So did Washington say “so help me God” and kiss the Bible?  We don’t really know.  He may have done one, or the other, or neither.  Maybe he did both.  Or perhaps it was a great story shared by a great storyteller, Washington Irving. 
However, I like to think he did.  He was a Freemason, and as we all know those traditions become ingrained in us.  It becomes habit.  How many of us have accidentally said “so mote it be” after a prayer in our church on Sunday morning?  I have.  History very often misses the small details in very important events–especially small details that are familiar or commonplace by those attending.  Until we figure out time travel and go back and watch the event, we’ll never know for sure.  Either way, it’s either a great story about the great man George Washington, or it’s a great story written by a great man Washington Irving.  Take your pick. 
What we do know, is the first real evidence that the phrase “so help me God” was used in the Presidential oath was in September 1881 when Chester Arthur was inaugurated.  There’s no question about it–he said it.  Whether anyone did prior to Chester Arthur is anybody’s guess.  However, we also know without question, that those optional words “so help me God” have been used by every President* since Chester Arthur, including our most recent President, Donald J. Trump.
And that’s the truth as I know it . . . So help me God
~TEC

*There is one possible exception.  Teddy Roosevelt according to one source was reported to have said “and thus I swear” rather than “so help me God.”  

Todd E. Creason, 33°, FMLR is the Founder of the Midnight Freemasons blog and is a regular contributor.  He is the award winning author of several books and novels, including the Famous American Freemasons series.

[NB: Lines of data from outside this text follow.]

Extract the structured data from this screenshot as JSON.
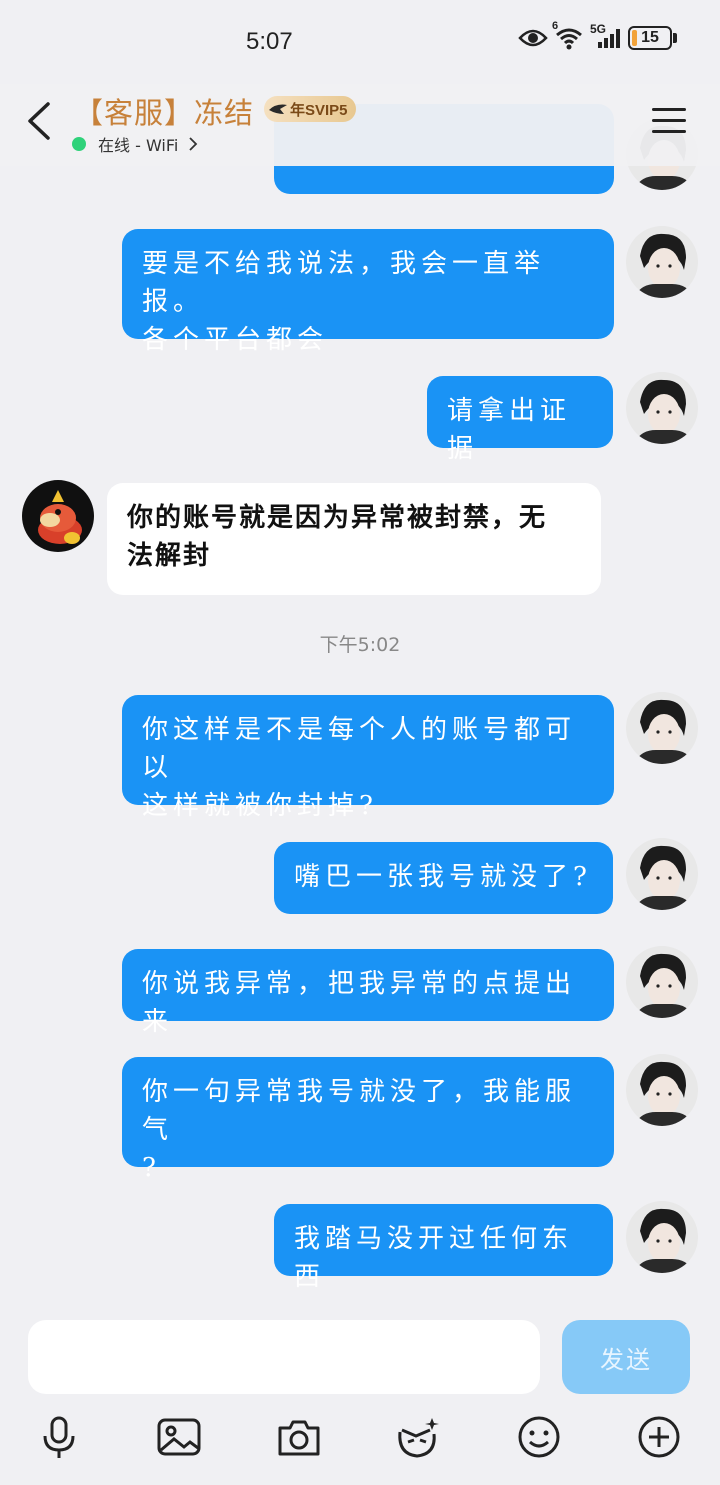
{
  "status_bar": {
    "time": "5:07",
    "network_label": "5G",
    "wifi_label": "6",
    "battery_level": 15,
    "battery_text": "15"
  },
  "header": {
    "name": "【客服】冻结",
    "vip_label": "年SVIP5",
    "online_status": "在线 - WiFi"
  },
  "messages": [
    {
      "side": "out",
      "lines": [
        "要是不给我说法，我会一直举报。",
        "各个平台都会"
      ]
    },
    {
      "side": "out",
      "lines": [
        "请拿出证据"
      ]
    },
    {
      "side": "in",
      "lines": [
        "你的账号就是因为异常被封禁，无",
        "法解封"
      ]
    },
    {
      "side": "out",
      "lines": [
        "你这样是不是每个人的账号都可以",
        "这样就被你封掉?"
      ]
    },
    {
      "side": "out",
      "lines": [
        "嘴巴一张我号就没了?"
      ]
    },
    {
      "side": "out",
      "lines": [
        "你说我异常，把我异常的点提出来"
      ]
    },
    {
      "side": "out",
      "lines": [
        "你一句异常我号就没了，我能服气",
        "?"
      ]
    },
    {
      "side": "out",
      "lines": [
        "我踏马没开过任何东西"
      ]
    }
  ],
  "timestamp": "下午5:02",
  "composer": {
    "input_value": "",
    "send_label": "发送"
  },
  "colors": {
    "bubble_out": "#1a93f5",
    "bubble_in": "#ffffff",
    "name_gold": "#c7813a",
    "online_green": "#2fd27a",
    "send_disabled": "#86c9f7"
  },
  "toolbar_icons": [
    "microphone-icon",
    "image-icon",
    "camera-icon",
    "sticker-icon",
    "emoji-icon",
    "plus-icon"
  ]
}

He is the author of the From Labor to Refreshmentblog.  He is the Worshipful Master of Homer Lodge No. 199 and a Past Master of Ogden Lodge No. 754, where is currently serves as Secretary.  He is the Sovereign Master of the Eastern Illinois Council No. 356 Allied Masonic Degrees.  He is a Fellow at the Missouri Lodge of Research. (FMLR) and a charter member of a new Illinois Royal Arch Chapter, Admiration Chapter U.D.  You can contact him at: webmaster@toddcreason.org